Monday, December 7, 2015

the present has abated its urgencies

For people who live in the country there is a charming freedom in such days. One is free of obligations to the ground.  There is no outside work that one ought to do, simply because, with the ground frozen deep and covered with snow, no such work is possible.  Growth has stopped; there is plenty of hay and grain in the barn; the present has abated its urgencies.  The mind may again turn freely to the past and look back on the way it has come.

This morning has been bearing down out of the future toward this bit of riverbank forever. And for perhaps as long, in a sense, my life has been approaching from the opposite direction. The approach of a man's life out of the past is history, and the approach of time out of the future is mystery. Their meeting is the present, and it is consciousness, the only time life is alive. The endless wonder of this meeting is what causes the mind, in its inward liberty of a frozen morning, to turn back and question and remember. The world is full of places. Why is it that I am here?

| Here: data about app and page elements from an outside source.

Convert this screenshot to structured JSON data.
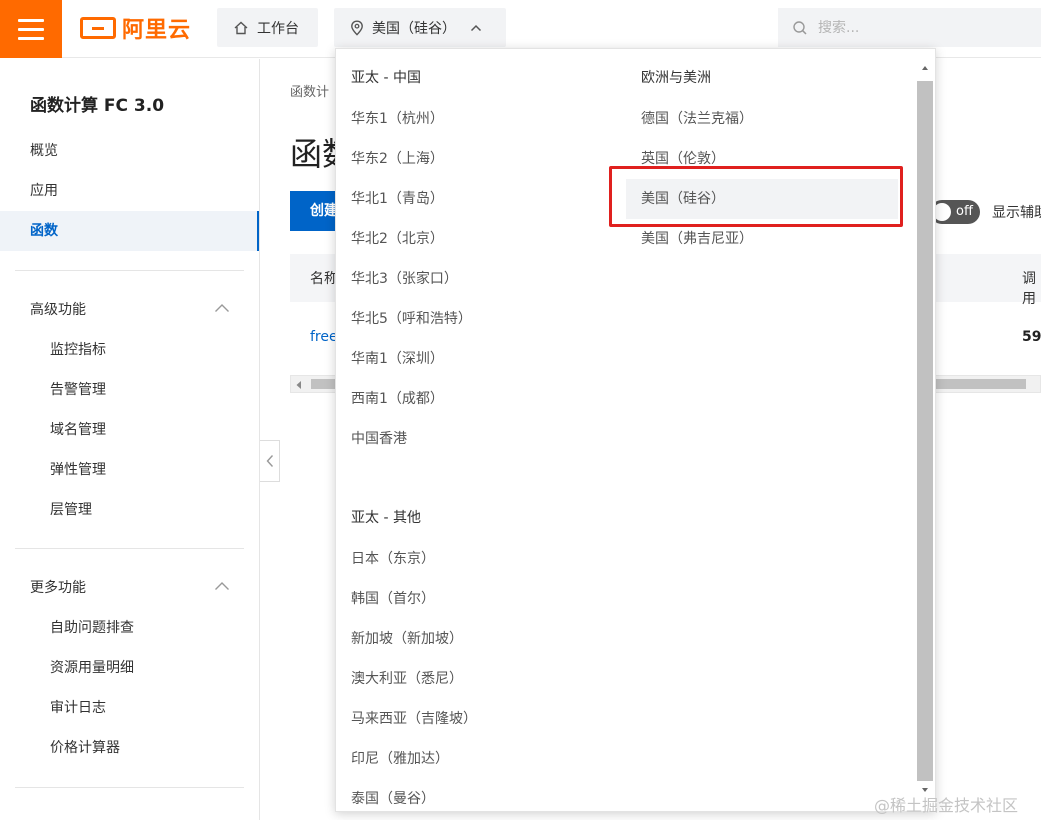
{
  "brand": {
    "name": "阿里云",
    "color": "#ff6a00"
  },
  "topbar": {
    "workbench_label": "工作台",
    "region_label": "美国（硅谷）",
    "search_placeholder": "搜索..."
  },
  "sidebar": {
    "title": "函数计算 FC 3.0",
    "items": [
      {
        "label": "概览",
        "active": false
      },
      {
        "label": "应用",
        "active": false
      },
      {
        "label": "函数",
        "active": true
      }
    ],
    "groups": [
      {
        "label": "高级功能",
        "items": [
          "监控指标",
          "告警管理",
          "域名管理",
          "弹性管理",
          "层管理"
        ]
      },
      {
        "label": "更多功能",
        "items": [
          "自助问题排查",
          "资源用量明细",
          "审计日志",
          "价格计算器"
        ]
      }
    ]
  },
  "main": {
    "breadcrumb": "函数计",
    "page_title": "函数",
    "create_button": "创建",
    "toggle_state": "off",
    "toggle_label": "显示辅助",
    "table_header_name": "名称",
    "table_header_calls": "调用",
    "row_name": "free",
    "row_value": "59"
  },
  "region_dropdown": {
    "left_groups": [
      {
        "title": "亚太 - 中国",
        "regions": [
          "华东1（杭州）",
          "华东2（上海）",
          "华北1（青岛）",
          "华北2（北京）",
          "华北3（张家口）",
          "华北5（呼和浩特）",
          "华南1（深圳）",
          "西南1（成都）",
          "中国香港"
        ]
      },
      {
        "title": "亚太 - 其他",
        "regions": [
          "日本（东京）",
          "韩国（首尔）",
          "新加坡（新加坡）",
          "澳大利亚（悉尼）",
          "马来西亚（吉隆坡）",
          "印尼（雅加达）",
          "泰国（曼谷）"
        ]
      }
    ],
    "right_groups": [
      {
        "title": "欧洲与美洲",
        "regions": [
          "德国（法兰克福）",
          "英国（伦敦）",
          "美国（硅谷）",
          "美国（弗吉尼亚）"
        ]
      }
    ],
    "selected": "美国（硅谷）"
  },
  "watermark": "@稀土掘金技术社区",
  "colors": {
    "accent": "#0064c8",
    "highlight": "#e0201e"
  }
}
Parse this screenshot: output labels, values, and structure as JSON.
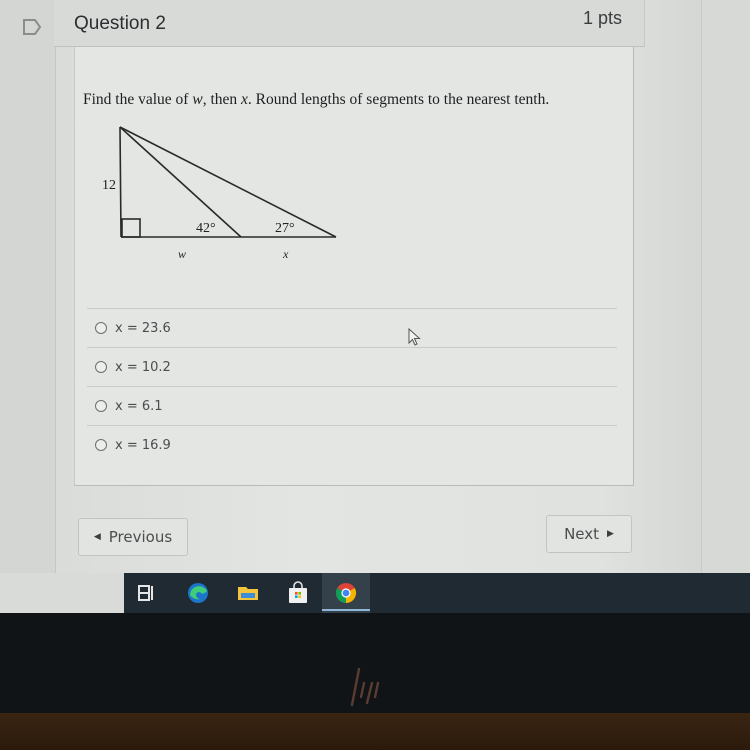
{
  "question": {
    "title": "Question 2",
    "points": "1 pts",
    "prompt_parts": [
      "Find the value of ",
      "w",
      ", then ",
      "x",
      ". Round lengths of segments to the nearest tenth."
    ],
    "diagram": {
      "side_label": "12",
      "angle_1": "42°",
      "angle_2": "27°",
      "segment_1": "w",
      "segment_2": "x"
    },
    "answers": [
      {
        "label": "x = 23.6",
        "selected": false
      },
      {
        "label": "x = 10.2",
        "selected": false
      },
      {
        "label": "x = 6.1",
        "selected": false
      },
      {
        "label": "x = 16.9",
        "selected": false
      }
    ]
  },
  "navigation": {
    "previous_label": "Previous",
    "next_label": "Next"
  },
  "taskbar": {
    "icons": [
      "task-view-icon",
      "edge-icon",
      "file-explorer-icon",
      "store-icon",
      "chrome-icon"
    ],
    "active": "chrome-icon"
  },
  "bezel": {
    "logo": "hp-logo"
  }
}
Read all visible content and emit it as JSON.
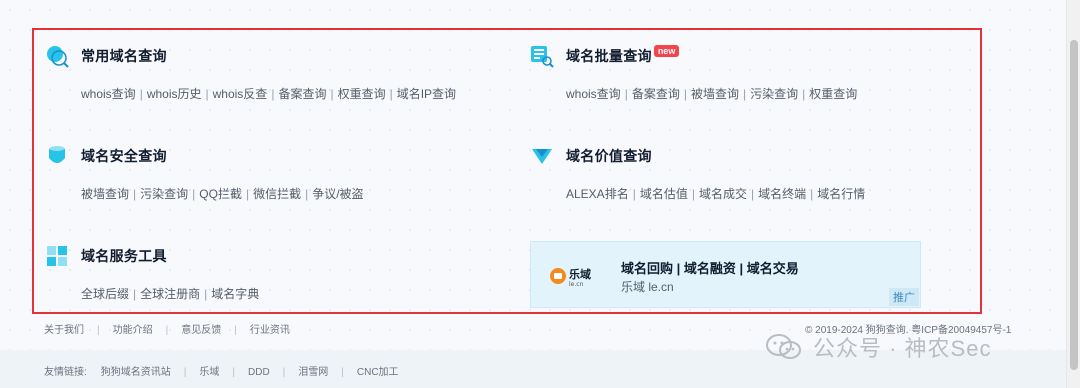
{
  "cards": {
    "common": {
      "title": "常用域名查询",
      "links": [
        "whois查询",
        "whois历史",
        "whois反查",
        "备案查询",
        "权重查询",
        "域名IP查询"
      ]
    },
    "batch": {
      "title": "域名批量查询",
      "badge": "new",
      "links": [
        "whois查询",
        "备案查询",
        "被墙查询",
        "污染查询",
        "权重查询"
      ]
    },
    "security": {
      "title": "域名安全查询",
      "links": [
        "被墙查询",
        "污染查询",
        "QQ拦截",
        "微信拦截",
        "争议/被盗"
      ]
    },
    "value": {
      "title": "域名价值查询",
      "links": [
        "ALEXA排名",
        "域名估值",
        "域名成交",
        "域名终端",
        "域名行情"
      ]
    },
    "tools": {
      "title": "域名服务工具",
      "links": [
        "全球后缀",
        "全球注册商",
        "域名字典"
      ]
    }
  },
  "promo": {
    "logo_text": "乐域",
    "logo_sub": "le.cn",
    "main": "域名回购 | 域名融资 | 域名交易",
    "sub": "乐域 le.cn",
    "tag": "推广"
  },
  "footer": {
    "nav": [
      "关于我们",
      "功能介绍",
      "意见反馈",
      "行业资讯"
    ],
    "copyright": "© 2019-2024 狗狗查询. 粤ICP备20049457号-1",
    "friend_label": "友情链接:",
    "friend_links": [
      "狗狗域名资讯站",
      "乐域",
      "DDD",
      "泪雪网",
      "CNC加工"
    ]
  },
  "watermark": {
    "text": "公众号 · 神农Sec"
  },
  "colors": {
    "highlight": "#e0333a",
    "accent_cyan": "#27c3e8",
    "badge_red": "#f2454c"
  }
}
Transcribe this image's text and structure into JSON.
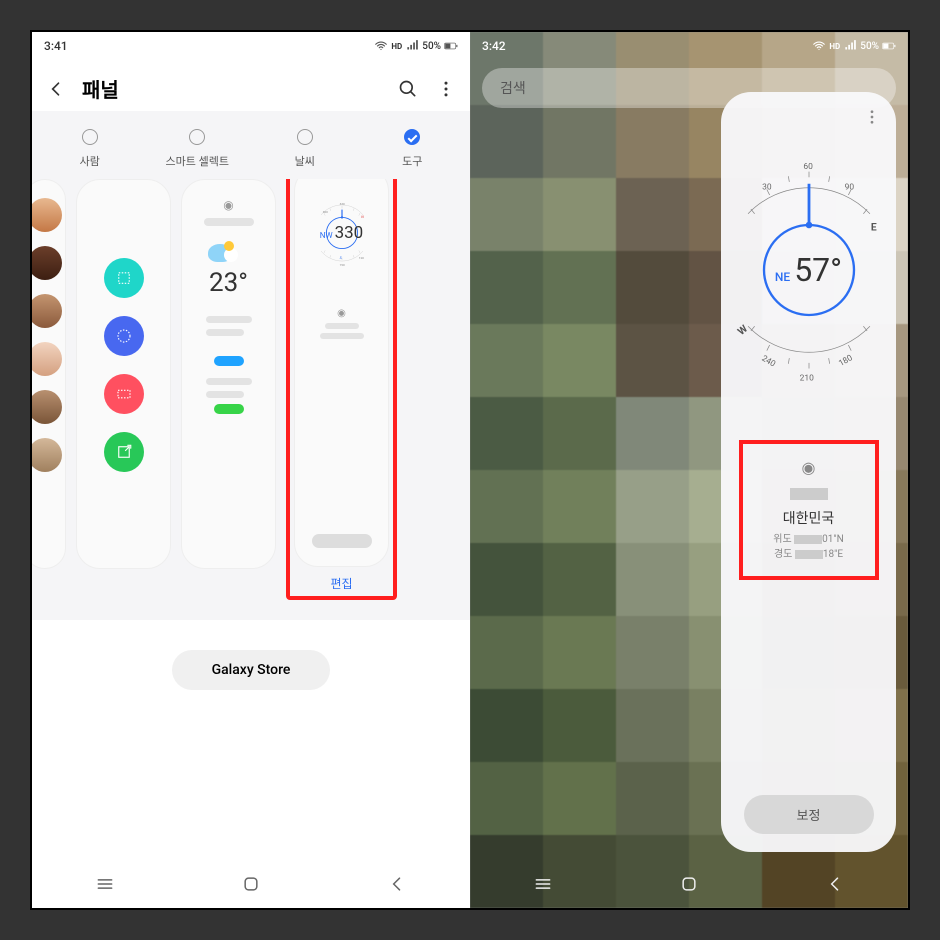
{
  "left": {
    "status_time": "3:41",
    "status_pct": "50%",
    "header_title": "패널",
    "tabs": [
      "사람",
      "스마트 셀렉트",
      "날씨",
      "도구"
    ],
    "weather_temp": "23°",
    "compass_dir": "NW",
    "compass_deg": "330",
    "edit": "편집",
    "store": "Galaxy Store"
  },
  "right": {
    "status_time": "3:42",
    "status_pct": "50%",
    "search_placeholder": "검색",
    "compass_dir": "NE",
    "compass_deg": "57°",
    "country": "대한민국",
    "lat_label": "위도",
    "lat_suffix": "01\"N",
    "lon_label": "경도",
    "lon_suffix": "18\"E",
    "calibrate": "보정"
  }
}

- Wendell Berry
from The Long-Legged House
photo by Harry Callahan
with thanks to whiskey river